━━━━━ Dataset entries

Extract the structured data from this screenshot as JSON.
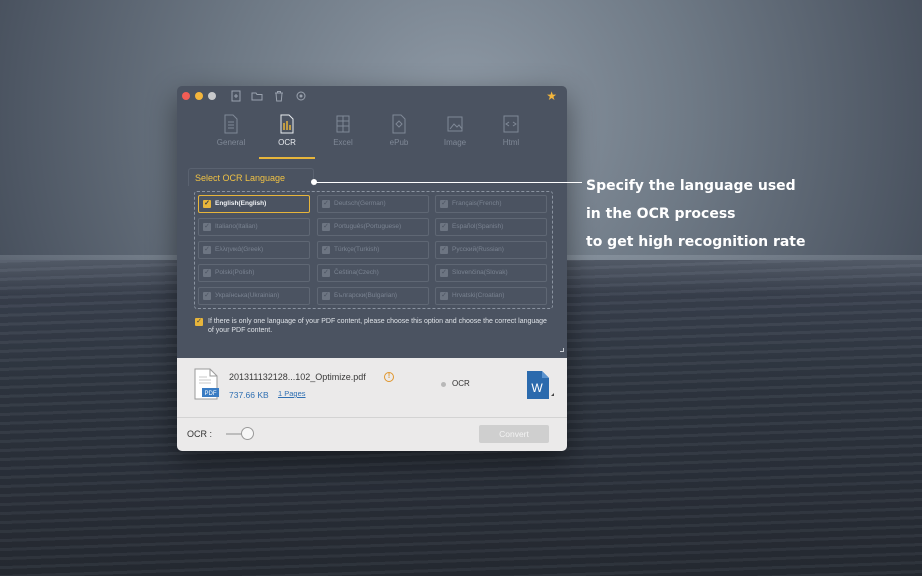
{
  "window": {
    "tabs": [
      {
        "label": "General",
        "icon": "document-icon"
      },
      {
        "label": "OCR",
        "icon": "ocr-icon"
      },
      {
        "label": "Excel",
        "icon": "excel-icon"
      },
      {
        "label": "ePub",
        "icon": "epub-icon"
      },
      {
        "label": "Image",
        "icon": "image-icon"
      },
      {
        "label": "Html",
        "icon": "html-icon"
      }
    ],
    "active_tab": "OCR",
    "group_title": "Select OCR Language",
    "languages": [
      "English(English)",
      "Deutsch(German)",
      "Français(French)",
      "Italiano(Italian)",
      "Português(Portuguese)",
      "Español(Spanish)",
      "Ελληνικά(Greek)",
      "Türkçe(Turkish)",
      "Русский(Russian)",
      "Polski(Polish)",
      "Čeština(Czech)",
      "Slovenčina(Slovak)",
      "Українська(Ukrainian)",
      "Български(Bulgarian)",
      "Hrvatski(Croatian)"
    ],
    "selected_language": "English(English)",
    "note": "If there is only one language of your PDF content, please choose this option and choose the correct language of your PDF content.",
    "file": {
      "name": "201311132128...102_Optimize.pdf",
      "size": "737.66 KB",
      "pages": "1 Pages",
      "output_mode": "OCR",
      "warn_symbol": "!",
      "pdf_badge": "PDF",
      "word_letter": "W"
    },
    "ocr_toggle_label": "OCR :",
    "convert_label": "Convert"
  },
  "callout": {
    "lines": [
      "Specify the language used",
      "in the OCR process",
      "to get high recognition rate"
    ]
  },
  "colors": {
    "accent": "#e7b53b",
    "link": "#2f6fb2",
    "window_bg": "#4b5361"
  }
}
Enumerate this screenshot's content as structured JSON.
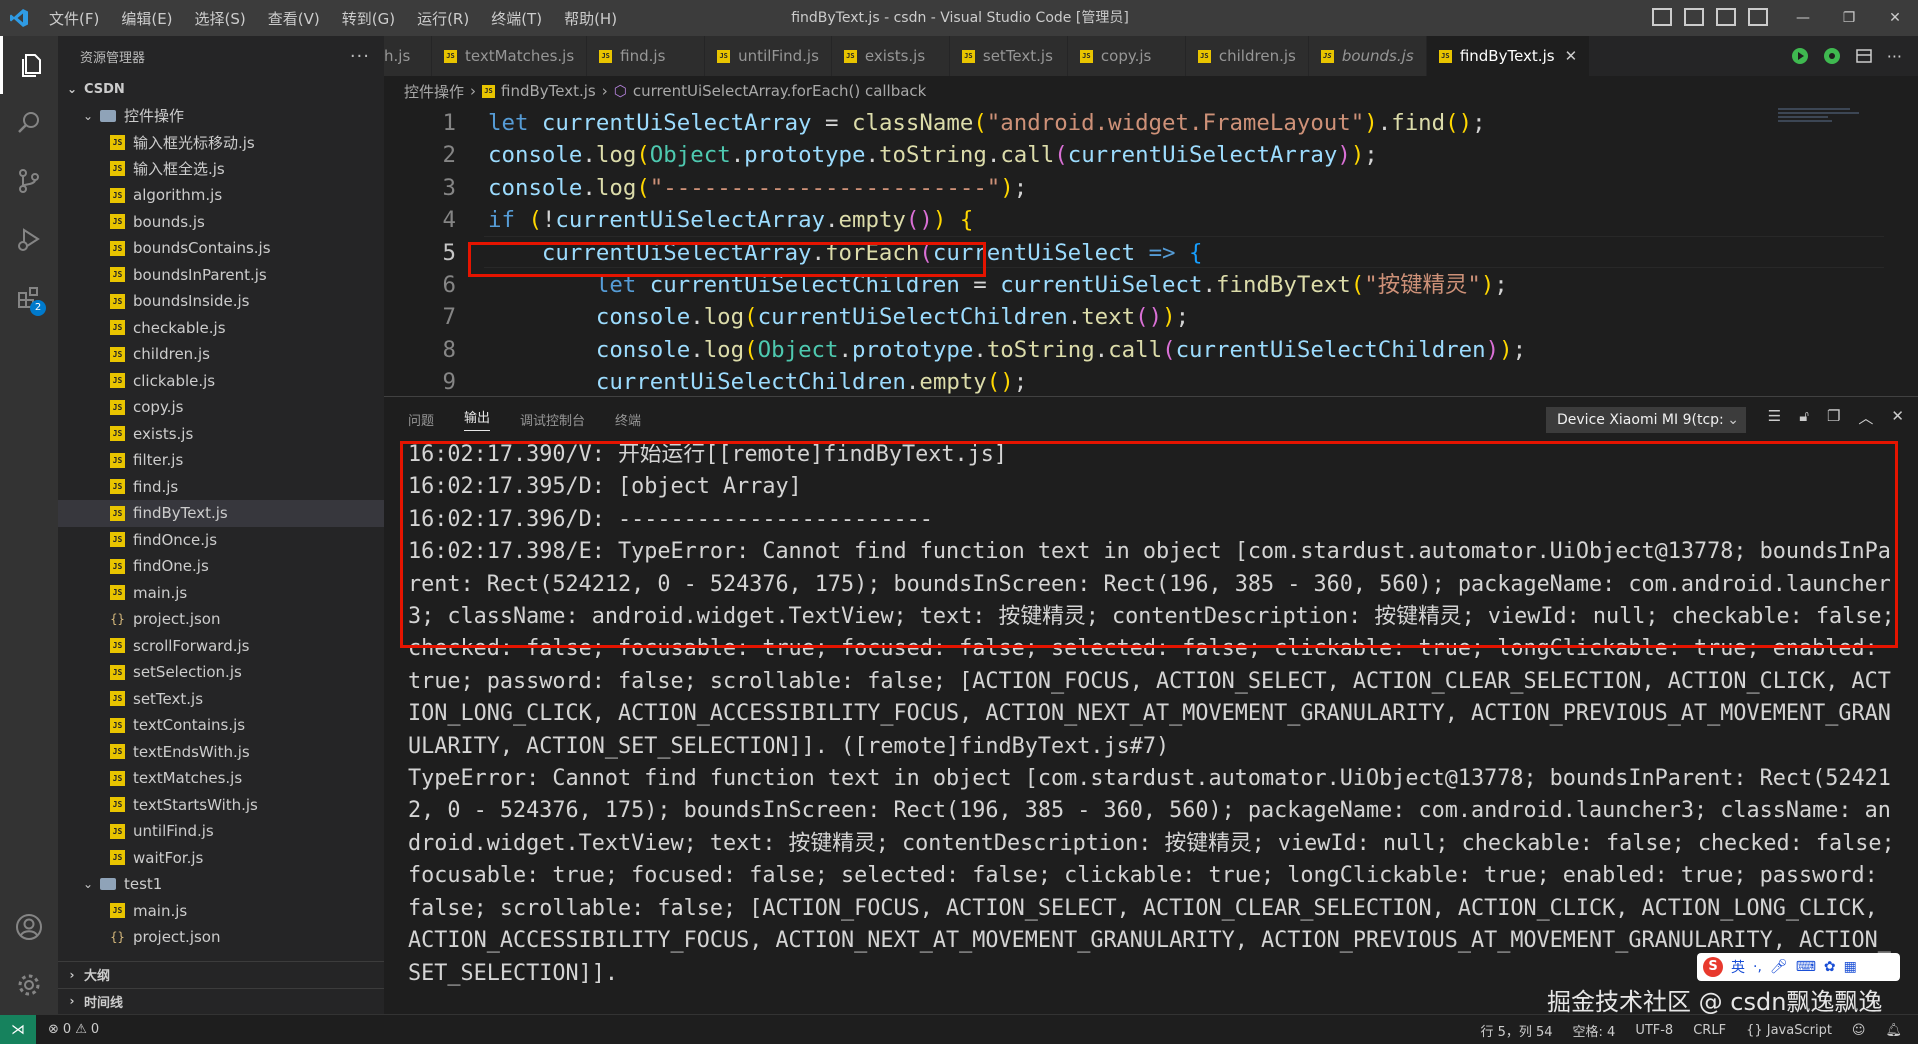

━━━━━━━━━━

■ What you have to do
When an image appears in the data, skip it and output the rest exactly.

■ Result for this exercise
Extract the structured data from this screenshot as JSON.
{
  "window": {
    "tabs": [
      {
        "label": "General",
        "icon": "document-icon"
      },
      {
        "label": "OCR",
        "icon": "ocr-icon"
      },
      {
        "label": "Excel",
        "icon": "excel-icon"
      },
      {
        "label": "ePub",
        "icon": "epub-icon"
      },
      {
        "label": "Image",
        "icon": "image-icon"
      },
      {
        "label": "Html",
        "icon": "html-icon"
      }
    ],
    "active_tab": "OCR",
    "group_title": "Select OCR Language",
    "languages": [
      "English(English)",
      "Deutsch(German)",
      "Français(French)",
      "Italiano(Italian)",
      "Português(Portuguese)",
      "Español(Spanish)",
      "Ελληνικά(Greek)",
      "Türkçe(Turkish)",
      "Русский(Russian)",
      "Polski(Polish)",
      "Čeština(Czech)",
      "Slovenčina(Slovak)",
      "Українська(Ukrainian)",
      "Български(Bulgarian)",
      "Hrvatski(Croatian)"
    ],
    "selected_language": "English(English)",
    "note": "If there is only one language of your PDF content, please choose this option and choose the correct language of your PDF content.",
    "file": {
      "name": "201311132128...102_Optimize.pdf",
      "size": "737.66 KB",
      "pages": "1 Pages",
      "output_mode": "OCR",
      "warn_symbol": "!",
      "pdf_badge": "PDF",
      "word_letter": "W"
    },
    "ocr_toggle_label": "OCR :",
    "convert_label": "Convert"
  },
  "callout": {
    "lines": [
      "Specify the language used",
      "in the OCR process",
      "to get high recognition rate"
    ]
  },
  "colors": {
    "accent": "#e7b53b",
    "link": "#2f6fb2",
    "window_bg": "#4b5361"
  }
}
Enumerate this screenshot's content as structured JSON.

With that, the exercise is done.